This pitch was so difficult it forced even the usually flashy Rohit Sharma to play the survival game. A battered and struggling Rohit fought the conditions, his own lack of touch, and a disciplined Sri Lanka attack but still hung in to build a base for India. But we will never know what could have been in this Rohit knock as the rain terminated India's innings at 119 for 3 in 29 overs.
Though the normally free-flowing Rohit's grind wasn't easy on the eye, it was far more refreshing to see him unwilling to fall to a soft dismissal, though he benefited from a dropped catch off Lasith Malinga when on 11.
Despite West Indies losing both their games on the same ground after choosing to bowl, Angelo Mathews had no hesitation in doing the same. And his attack bowled far better than West Indies had, which was highly commendable, considering they had sent down 41 overs a day ago against the hosts. There was swing, seam, sharp lift, and the occasional low bounce.

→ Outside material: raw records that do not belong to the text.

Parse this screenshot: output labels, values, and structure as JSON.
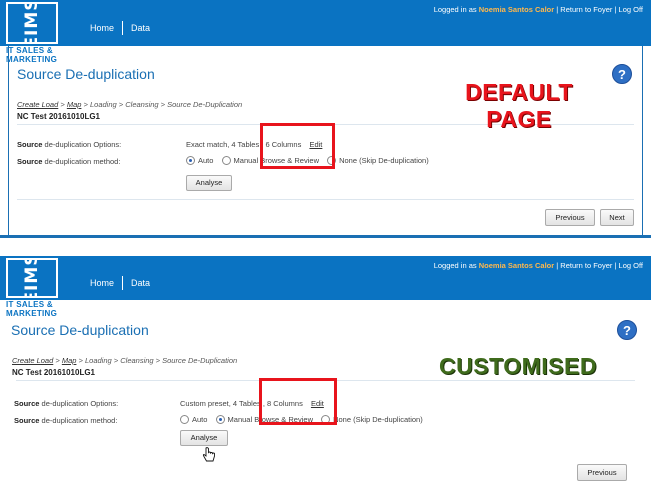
{
  "panels": [
    {
      "nav": {
        "home": "Home",
        "data": "Data"
      },
      "logo": {
        "mark": "EIMS",
        "sub1": "IT SALES &",
        "sub2": "MARKETING"
      },
      "user": {
        "prefix": "Logged in as",
        "name": "Noemia Santos Calor",
        "return": "Return to Foyer",
        "logoff": "Log Off"
      },
      "title": "Source De-duplication",
      "breadcrumb": {
        "first": "Create Load",
        "second": "Map",
        "rest": "> Loading > Cleansing > Source De-Duplication"
      },
      "load_name": "NC Test 20161010LG1",
      "options_label_bold": "Source",
      "options_label_rest": "de-duplication Options:",
      "options_value": "Exact match, 4 Tables , 6 Columns",
      "edit_label": "Edit",
      "method_label_bold": "Source",
      "method_label_rest": "de-duplication method:",
      "methods": [
        "Auto",
        "Manual Browse & Review",
        "None (Skip De-duplication)"
      ],
      "selected_method": 0,
      "analyse_label": "Analyse",
      "previous_label": "Previous",
      "next_label": "Next",
      "annotation_line1": "DEFAULT",
      "annotation_line2": "PAGE",
      "highlight_color": "#e8141c"
    },
    {
      "nav": {
        "home": "Home",
        "data": "Data"
      },
      "logo": {
        "mark": "EIMS",
        "sub1": "IT SALES &",
        "sub2": "MARKETING"
      },
      "user": {
        "prefix": "Logged in as",
        "name": "Noemia Santos Calor",
        "return": "Return to Foyer",
        "logoff": "Log Off"
      },
      "title": "Source De-duplication",
      "breadcrumb": {
        "first": "Create Load",
        "second": "Map",
        "rest": "> Loading > Cleansing > Source De-Duplication"
      },
      "load_name": "NC Test 20161010LG1",
      "options_label_bold": "Source",
      "options_label_rest": "de-duplication Options:",
      "options_value": "Custom preset, 4 Tables , 8 Columns",
      "edit_label": "Edit",
      "method_label_bold": "Source",
      "method_label_rest": "de-duplication method:",
      "methods": [
        "Auto",
        "Manual Browse & Review",
        "None (Skip De-duplication)"
      ],
      "selected_method": 1,
      "analyse_label": "Analyse",
      "previous_label": "Previous",
      "annotation": "CUSTOMISED",
      "highlight_color": "#e8141c"
    }
  ],
  "colors": {
    "topbar": "#0a73c2",
    "title": "#1a6fb3",
    "username": "#ffb84d",
    "annot_default": "#e8141c",
    "annot_custom": "#3f6b1c"
  }
}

Rohit was beaten several times by the movement initially, but to his credit, he played the original line close to his body. For some time, Virat Kohli looked even more uncomfortable than Rohit had and even played out a maiden to Malinga for the first time.
Kohli slowly started to come to terms against the fast bowlers and put away the rare wide delivery. Perhaps the pitch made Kohli hesitant to get forward against spin as well, and led to his downfall, when he went back and was caught in front by a flighted Rangana Herath slider, cutting short a second-wicket stand of 49 in 14.1 overs.
Rohit, meanwhile, continued to find it hard, inside-edging onto the box, and taking blows on the glove. He did slog-sweep Herath for six but the left-arm spinner hit back in his next over, when another India batsman played back to him. This time, Dinesh Karthik got a turner that spun away to hit his off stump. India were three down now, making it even more important for Rohit to not give it away. As it turned out, though, he had already done enough, after which Bhuvneshwar took over.
Abhishek Purohit is a sub-editor at ESPNcricinfo